● **To do**: Reproduce the records below exactly as they are written.

● **Information**:
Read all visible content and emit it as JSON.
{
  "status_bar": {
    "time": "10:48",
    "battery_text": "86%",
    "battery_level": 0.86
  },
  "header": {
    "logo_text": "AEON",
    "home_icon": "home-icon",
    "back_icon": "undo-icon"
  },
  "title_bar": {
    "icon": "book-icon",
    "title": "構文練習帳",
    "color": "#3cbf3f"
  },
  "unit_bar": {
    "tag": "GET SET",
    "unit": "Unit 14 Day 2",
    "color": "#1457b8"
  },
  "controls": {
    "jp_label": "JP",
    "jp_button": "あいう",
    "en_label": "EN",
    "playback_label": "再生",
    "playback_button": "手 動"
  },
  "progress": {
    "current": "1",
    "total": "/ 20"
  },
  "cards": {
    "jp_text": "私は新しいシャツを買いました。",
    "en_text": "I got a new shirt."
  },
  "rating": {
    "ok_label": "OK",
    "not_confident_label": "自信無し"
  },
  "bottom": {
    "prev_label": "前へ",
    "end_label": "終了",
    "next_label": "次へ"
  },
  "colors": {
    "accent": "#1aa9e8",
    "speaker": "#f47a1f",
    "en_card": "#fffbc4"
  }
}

● **Output**:
Read all visible content and emit it as JSON.
{
  "status_bar": {
    "time": "10:48",
    "battery_text": "86%",
    "battery_level": 0.86
  },
  "header": {
    "logo_text": "AEON",
    "home_icon": "home-icon",
    "back_icon": "undo-icon"
  },
  "title_bar": {
    "icon": "book-icon",
    "title": "構文練習帳",
    "color": "#3cbf3f"
  },
  "unit_bar": {
    "tag": "GET SET",
    "unit": "Unit 14 Day 2",
    "color": "#1457b8"
  },
  "controls": {
    "jp_label": "JP",
    "jp_button": "あいう",
    "en_label": "EN",
    "playback_label": "再生",
    "playback_button": "手 動"
  },
  "progress": {
    "current": "1",
    "total": "/ 20"
  },
  "cards": {
    "jp_text": "私は新しいシャツを買いました。",
    "en_text": "I got a new shirt."
  },
  "rating": {
    "ok_label": "OK",
    "not_confident_label": "自信無し"
  },
  "bottom": {
    "prev_label": "前へ",
    "end_label": "終了",
    "next_label": "次へ"
  },
  "colors": {
    "accent": "#1aa9e8",
    "speaker": "#f47a1f",
    "en_card": "#fffbc4"
  }
}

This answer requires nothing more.